With Tulsi dropping out, the field has coalesced to just 2 candidates, and at a spry 73, Donald Trump is our youngest option. It feels like all the excitement has left this primary and we’re just left exhausted.
For all new readers: Welcome! I am currently on the mailing lists of 1 candidate for the Democratic Presidential Nomination, but I’ve been on 28 mailing lists! This blog breaks down recent emails with charts and excerpts. If you already know all of this, feel free to skip to the next chart!
I signed up to all mailing lists either on May 21 or the day the candidate announced, whichever was later. Using a different email address, I have donated at least $1 to all candidates who have been on a debate stage (I have given additional donations to my preferred candidates through my personal email, but the campaigns have linked the two accounts together and may ask for more as a result).
When showing breakdowns by campaigns, there will usually be 2 numbers. Emails to my non-donor account will be indicated by a darker color/top bar in horizontal bar charts. Emails to my donor account will be indicated by a lighter color/bottom bar.
Unless otherwise specified, all other charts combine the donor and non-donor numbers, as they are roughly 1-for-1, so the percentages and relative differences don’t change much. You can divide the numbers in half to get the rough estimate for what someone not signed up twice would be receiving. The rules I try to follow for the various categories are laid out in The Framework.
If you want specific data on any particular day, feel free to drop a comment!
Joe Biden sent more than double the emails as his remaining competitor, Bernie Sanders, with 25 to Sanders’ 10.
Sunday had the most emails of any day this week, followed by a little spike on Tuesday, election day, but then things dropped off.
After Tuesday, Bernie Sanders stopped asking me for campaign donations. His focus instead turned to fighting the coronavirus and his plans for fighting it and asking me to take surveys about what he should do to fight it. He told a reporter that he was too busy trying to fight this pandemic to make a decision on his presidential campaign.

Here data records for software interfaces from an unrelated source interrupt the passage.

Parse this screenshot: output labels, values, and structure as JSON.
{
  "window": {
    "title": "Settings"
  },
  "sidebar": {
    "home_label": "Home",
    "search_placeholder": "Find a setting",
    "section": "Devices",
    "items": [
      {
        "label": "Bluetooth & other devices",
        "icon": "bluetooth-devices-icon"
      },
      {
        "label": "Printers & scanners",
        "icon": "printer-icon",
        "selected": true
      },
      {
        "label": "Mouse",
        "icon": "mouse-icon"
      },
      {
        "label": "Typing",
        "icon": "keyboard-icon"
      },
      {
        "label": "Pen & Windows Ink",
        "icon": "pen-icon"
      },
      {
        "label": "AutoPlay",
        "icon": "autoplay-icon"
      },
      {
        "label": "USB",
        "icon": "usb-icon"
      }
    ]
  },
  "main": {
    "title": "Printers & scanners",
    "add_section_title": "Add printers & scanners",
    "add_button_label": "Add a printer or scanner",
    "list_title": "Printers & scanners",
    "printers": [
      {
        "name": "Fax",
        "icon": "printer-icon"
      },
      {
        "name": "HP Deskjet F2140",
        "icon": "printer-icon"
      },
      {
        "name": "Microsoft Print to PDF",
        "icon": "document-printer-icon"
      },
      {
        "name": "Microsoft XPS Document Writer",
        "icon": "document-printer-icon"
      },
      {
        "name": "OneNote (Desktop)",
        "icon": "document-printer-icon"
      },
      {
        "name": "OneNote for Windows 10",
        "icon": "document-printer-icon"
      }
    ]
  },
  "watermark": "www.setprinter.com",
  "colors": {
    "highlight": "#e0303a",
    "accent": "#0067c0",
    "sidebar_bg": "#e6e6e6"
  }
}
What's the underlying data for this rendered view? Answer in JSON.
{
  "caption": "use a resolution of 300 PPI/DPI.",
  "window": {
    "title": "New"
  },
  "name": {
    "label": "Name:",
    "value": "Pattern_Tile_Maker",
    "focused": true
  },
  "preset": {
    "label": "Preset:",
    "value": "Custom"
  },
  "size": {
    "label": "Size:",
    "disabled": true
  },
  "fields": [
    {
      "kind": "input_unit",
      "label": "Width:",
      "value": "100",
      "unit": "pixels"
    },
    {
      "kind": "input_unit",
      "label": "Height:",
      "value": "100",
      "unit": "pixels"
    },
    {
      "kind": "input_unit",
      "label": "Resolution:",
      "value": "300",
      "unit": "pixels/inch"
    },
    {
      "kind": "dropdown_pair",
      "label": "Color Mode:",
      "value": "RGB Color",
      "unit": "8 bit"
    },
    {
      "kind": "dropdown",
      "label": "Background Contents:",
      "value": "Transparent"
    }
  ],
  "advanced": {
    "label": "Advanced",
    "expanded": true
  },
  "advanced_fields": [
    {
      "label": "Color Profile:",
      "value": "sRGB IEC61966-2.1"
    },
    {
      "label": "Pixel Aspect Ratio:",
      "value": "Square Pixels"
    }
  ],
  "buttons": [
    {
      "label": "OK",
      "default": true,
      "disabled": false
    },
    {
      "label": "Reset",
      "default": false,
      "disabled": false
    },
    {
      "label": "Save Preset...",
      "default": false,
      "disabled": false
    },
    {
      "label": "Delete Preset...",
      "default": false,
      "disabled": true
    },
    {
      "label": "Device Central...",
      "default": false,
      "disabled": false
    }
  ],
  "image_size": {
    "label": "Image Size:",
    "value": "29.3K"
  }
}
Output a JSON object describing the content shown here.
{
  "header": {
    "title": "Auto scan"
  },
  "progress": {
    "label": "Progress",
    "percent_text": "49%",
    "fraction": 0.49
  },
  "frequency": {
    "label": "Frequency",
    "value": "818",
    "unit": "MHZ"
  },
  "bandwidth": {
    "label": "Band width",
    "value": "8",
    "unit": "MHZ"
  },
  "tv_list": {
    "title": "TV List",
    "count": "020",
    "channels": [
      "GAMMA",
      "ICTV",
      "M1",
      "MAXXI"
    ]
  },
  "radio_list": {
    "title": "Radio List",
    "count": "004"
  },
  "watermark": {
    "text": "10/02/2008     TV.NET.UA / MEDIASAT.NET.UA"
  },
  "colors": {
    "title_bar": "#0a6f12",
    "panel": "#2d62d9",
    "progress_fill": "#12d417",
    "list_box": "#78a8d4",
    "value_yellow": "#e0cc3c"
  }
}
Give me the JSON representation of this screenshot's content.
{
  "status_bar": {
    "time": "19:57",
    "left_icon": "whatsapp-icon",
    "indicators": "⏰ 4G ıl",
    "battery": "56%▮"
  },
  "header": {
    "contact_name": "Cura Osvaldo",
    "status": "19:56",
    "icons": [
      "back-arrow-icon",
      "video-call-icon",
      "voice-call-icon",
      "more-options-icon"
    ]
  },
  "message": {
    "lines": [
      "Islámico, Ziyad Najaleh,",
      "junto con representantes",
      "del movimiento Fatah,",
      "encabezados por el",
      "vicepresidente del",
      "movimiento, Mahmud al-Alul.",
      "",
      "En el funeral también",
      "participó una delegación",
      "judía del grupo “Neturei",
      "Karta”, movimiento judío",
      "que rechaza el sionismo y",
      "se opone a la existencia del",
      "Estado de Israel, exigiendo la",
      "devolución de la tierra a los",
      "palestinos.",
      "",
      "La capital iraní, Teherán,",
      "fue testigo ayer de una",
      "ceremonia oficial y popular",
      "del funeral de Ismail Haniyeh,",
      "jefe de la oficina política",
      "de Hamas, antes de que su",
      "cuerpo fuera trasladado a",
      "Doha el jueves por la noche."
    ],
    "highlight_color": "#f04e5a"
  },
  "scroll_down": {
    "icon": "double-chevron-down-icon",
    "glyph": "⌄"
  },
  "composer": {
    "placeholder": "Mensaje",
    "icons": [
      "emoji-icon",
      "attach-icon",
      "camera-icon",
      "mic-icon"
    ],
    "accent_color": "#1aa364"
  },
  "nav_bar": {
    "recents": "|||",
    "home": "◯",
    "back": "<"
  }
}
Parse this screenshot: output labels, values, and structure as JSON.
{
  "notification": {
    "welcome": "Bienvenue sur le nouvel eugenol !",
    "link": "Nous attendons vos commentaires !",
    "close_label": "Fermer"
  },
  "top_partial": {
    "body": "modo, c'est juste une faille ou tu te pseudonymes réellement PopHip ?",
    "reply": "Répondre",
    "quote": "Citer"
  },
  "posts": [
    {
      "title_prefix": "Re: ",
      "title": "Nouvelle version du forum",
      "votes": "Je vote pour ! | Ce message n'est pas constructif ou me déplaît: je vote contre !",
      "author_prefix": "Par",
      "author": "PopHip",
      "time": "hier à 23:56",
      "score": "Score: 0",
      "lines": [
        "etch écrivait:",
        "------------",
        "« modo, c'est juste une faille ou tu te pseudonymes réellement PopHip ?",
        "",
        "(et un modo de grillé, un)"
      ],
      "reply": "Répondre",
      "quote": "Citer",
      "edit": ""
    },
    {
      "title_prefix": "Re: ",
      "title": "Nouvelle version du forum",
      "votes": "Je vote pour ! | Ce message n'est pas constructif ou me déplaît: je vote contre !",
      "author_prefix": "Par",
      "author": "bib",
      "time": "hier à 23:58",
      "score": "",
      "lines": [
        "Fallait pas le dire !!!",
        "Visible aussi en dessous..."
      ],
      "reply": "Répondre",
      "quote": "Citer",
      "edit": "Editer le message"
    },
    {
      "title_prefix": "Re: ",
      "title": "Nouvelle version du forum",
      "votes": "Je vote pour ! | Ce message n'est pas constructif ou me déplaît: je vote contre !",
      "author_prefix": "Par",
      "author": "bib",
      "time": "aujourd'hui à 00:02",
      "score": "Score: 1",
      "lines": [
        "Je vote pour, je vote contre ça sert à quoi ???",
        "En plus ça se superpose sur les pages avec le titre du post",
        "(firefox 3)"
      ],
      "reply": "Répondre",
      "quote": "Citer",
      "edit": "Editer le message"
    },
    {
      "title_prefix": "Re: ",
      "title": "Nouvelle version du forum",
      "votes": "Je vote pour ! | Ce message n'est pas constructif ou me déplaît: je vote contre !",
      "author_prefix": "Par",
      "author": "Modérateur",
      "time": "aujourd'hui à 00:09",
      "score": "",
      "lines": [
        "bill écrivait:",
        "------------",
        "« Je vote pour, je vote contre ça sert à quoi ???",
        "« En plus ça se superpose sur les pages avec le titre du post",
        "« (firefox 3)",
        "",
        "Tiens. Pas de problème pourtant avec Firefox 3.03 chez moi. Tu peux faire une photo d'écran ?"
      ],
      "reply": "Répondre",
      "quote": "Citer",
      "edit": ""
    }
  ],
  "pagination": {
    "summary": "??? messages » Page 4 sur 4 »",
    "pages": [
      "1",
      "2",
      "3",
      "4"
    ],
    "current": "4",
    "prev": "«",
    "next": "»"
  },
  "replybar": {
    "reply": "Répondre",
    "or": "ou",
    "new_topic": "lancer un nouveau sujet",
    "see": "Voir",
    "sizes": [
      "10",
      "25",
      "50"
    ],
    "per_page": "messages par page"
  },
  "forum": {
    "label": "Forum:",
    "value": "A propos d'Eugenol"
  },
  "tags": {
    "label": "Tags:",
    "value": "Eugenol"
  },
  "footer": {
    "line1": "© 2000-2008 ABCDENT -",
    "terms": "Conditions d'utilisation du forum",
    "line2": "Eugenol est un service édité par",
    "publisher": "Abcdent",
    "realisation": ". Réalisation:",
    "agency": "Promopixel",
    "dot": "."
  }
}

Free advice, Sanders, if you drop out, then you free up all the time you have to dedicate to running a campaign to focus on the coronavirus.
Joe Biden, meanwhile, has been acting as the presumptive nominee, mainly turning his focus toward Donald Trump and providing actual good leadership in this time of crisis.
There was a debate this past week, so many emails were sent about debates, and Joe Biden continued to reference them on and off over the next few days, pointing out that he was the only candidate on the stage who had committed to both a female VP and a black woman as his next Supreme Court pick (should he end up as President and find himself with a vacancy). He also advocated for strengthening and expanding Obamacare, reminded me of his coronavirus plans, and re-sent a touching email from a fellow stutterer about meeting Biden and connecting over their shared stutter and how they wouldn’t let it stop them.
Sanders, meanwhile, dropped his emails to just one a day and huffed about the need for Medicare for All in this time of crisis.
I’m ready for the primary to be over. We have our candidate. He may not have been everyone’s first choice, but he’s already stepping up to the task of being a leader. Let’s just let him lead and get out of his way.